[INSTRUCTIONS TO FOLLOW] Copy every line of the material precisely.

^^^^^^^^

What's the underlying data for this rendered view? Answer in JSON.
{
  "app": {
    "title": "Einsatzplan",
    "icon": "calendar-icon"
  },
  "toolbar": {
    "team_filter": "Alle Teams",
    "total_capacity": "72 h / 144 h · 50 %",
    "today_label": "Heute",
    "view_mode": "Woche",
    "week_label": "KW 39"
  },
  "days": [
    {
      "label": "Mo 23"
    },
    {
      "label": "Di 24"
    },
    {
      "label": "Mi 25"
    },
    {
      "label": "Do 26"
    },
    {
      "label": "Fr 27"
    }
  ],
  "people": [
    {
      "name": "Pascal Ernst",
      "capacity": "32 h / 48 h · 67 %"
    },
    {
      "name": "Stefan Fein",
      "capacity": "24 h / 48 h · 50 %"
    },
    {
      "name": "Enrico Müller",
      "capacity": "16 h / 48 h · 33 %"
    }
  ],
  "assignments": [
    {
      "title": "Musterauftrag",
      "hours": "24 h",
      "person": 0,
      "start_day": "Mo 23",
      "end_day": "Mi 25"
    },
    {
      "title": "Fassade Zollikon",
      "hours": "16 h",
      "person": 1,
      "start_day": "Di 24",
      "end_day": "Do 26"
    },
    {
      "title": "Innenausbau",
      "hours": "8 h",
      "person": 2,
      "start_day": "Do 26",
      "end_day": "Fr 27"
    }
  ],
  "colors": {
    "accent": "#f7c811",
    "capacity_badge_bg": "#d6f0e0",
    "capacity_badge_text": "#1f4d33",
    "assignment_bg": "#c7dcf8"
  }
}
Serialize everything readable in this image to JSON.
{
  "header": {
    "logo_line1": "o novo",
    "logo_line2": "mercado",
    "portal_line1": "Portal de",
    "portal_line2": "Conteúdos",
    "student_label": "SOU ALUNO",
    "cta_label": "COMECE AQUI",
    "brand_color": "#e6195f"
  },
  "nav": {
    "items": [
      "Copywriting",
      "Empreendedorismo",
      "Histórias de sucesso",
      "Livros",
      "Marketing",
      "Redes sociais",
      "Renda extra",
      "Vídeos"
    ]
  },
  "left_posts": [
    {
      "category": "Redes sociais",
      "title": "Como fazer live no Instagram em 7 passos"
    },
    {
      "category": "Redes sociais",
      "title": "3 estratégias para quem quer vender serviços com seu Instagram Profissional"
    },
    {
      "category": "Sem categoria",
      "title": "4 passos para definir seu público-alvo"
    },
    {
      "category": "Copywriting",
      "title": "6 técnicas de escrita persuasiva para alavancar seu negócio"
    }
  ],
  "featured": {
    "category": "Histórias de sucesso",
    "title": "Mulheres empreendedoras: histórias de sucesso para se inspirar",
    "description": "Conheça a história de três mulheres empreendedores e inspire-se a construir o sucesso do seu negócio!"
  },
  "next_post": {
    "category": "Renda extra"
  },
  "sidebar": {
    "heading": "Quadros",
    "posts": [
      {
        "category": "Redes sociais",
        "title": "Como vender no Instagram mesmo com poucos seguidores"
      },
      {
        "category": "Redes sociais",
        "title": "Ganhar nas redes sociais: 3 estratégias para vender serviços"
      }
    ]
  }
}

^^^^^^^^

[OUTPUT OF THE TASK]
What's the underlying data for this rendered view? Answer in JSON.
{
  "app": {
    "title": "Einsatzplan",
    "icon": "calendar-icon"
  },
  "toolbar": {
    "team_filter": "Alle Teams",
    "total_capacity": "72 h / 144 h · 50 %",
    "today_label": "Heute",
    "view_mode": "Woche",
    "week_label": "KW 39"
  },
  "days": [
    {
      "label": "Mo 23"
    },
    {
      "label": "Di 24"
    },
    {
      "label": "Mi 25"
    },
    {
      "label": "Do 26"
    },
    {
      "label": "Fr 27"
    }
  ],
  "people": [
    {
      "name": "Pascal Ernst",
      "capacity": "32 h / 48 h · 67 %"
    },
    {
      "name": "Stefan Fein",
      "capacity": "24 h / 48 h · 50 %"
    },
    {
      "name": "Enrico Müller",
      "capacity": "16 h / 48 h · 33 %"
    }
  ],
  "assignments": [
    {
      "title": "Musterauftrag",
      "hours": "24 h",
      "person": 0,
      "start_day": "Mo 23",
      "end_day": "Mi 25"
    },
    {
      "title": "Fassade Zollikon",
      "hours": "16 h",
      "person": 1,
      "start_day": "Di 24",
      "end_day": "Do 26"
    },
    {
      "title": "Innenausbau",
      "hours": "8 h",
      "person": 2,
      "start_day": "Do 26",
      "end_day": "Fr 27"
    }
  ],
  "colors": {
    "accent": "#f7c811",
    "capacity_badge_bg": "#d6f0e0",
    "capacity_badge_text": "#1f4d33",
    "assignment_bg": "#c7dcf8"
  }
}
Serialize everything readable in this image to JSON.
{
  "header": {
    "logo_line1": "o novo",
    "logo_line2": "mercado",
    "portal_line1": "Portal de",
    "portal_line2": "Conteúdos",
    "student_label": "SOU ALUNO",
    "cta_label": "COMECE AQUI",
    "brand_color": "#e6195f"
  },
  "nav": {
    "items": [
      "Copywriting",
      "Empreendedorismo",
      "Histórias de sucesso",
      "Livros",
      "Marketing",
      "Redes sociais",
      "Renda extra",
      "Vídeos"
    ]
  },
  "left_posts": [
    {
      "category": "Redes sociais",
      "title": "Como fazer live no Instagram em 7 passos"
    },
    {
      "category": "Redes sociais",
      "title": "3 estratégias para quem quer vender serviços com seu Instagram Profissional"
    },
    {
      "category": "Sem categoria",
      "title": "4 passos para definir seu público-alvo"
    },
    {
      "category": "Copywriting",
      "title": "6 técnicas de escrita persuasiva para alavancar seu negócio"
    }
  ],
  "featured": {
    "category": "Histórias de sucesso",
    "title": "Mulheres empreendedoras: histórias de sucesso para se inspirar",
    "description": "Conheça a história de três mulheres empreendedores e inspire-se a construir o sucesso do seu negócio!"
  },
  "next_post": {
    "category": "Renda extra"
  },
  "sidebar": {
    "heading": "Quadros",
    "posts": [
      {
        "category": "Redes sociais",
        "title": "Como vender no Instagram mesmo com poucos seguidores"
      },
      {
        "category": "Redes sociais",
        "title": "Ganhar nas redes sociais: 3 estratégias para vender serviços"
      }
    ]
  }
}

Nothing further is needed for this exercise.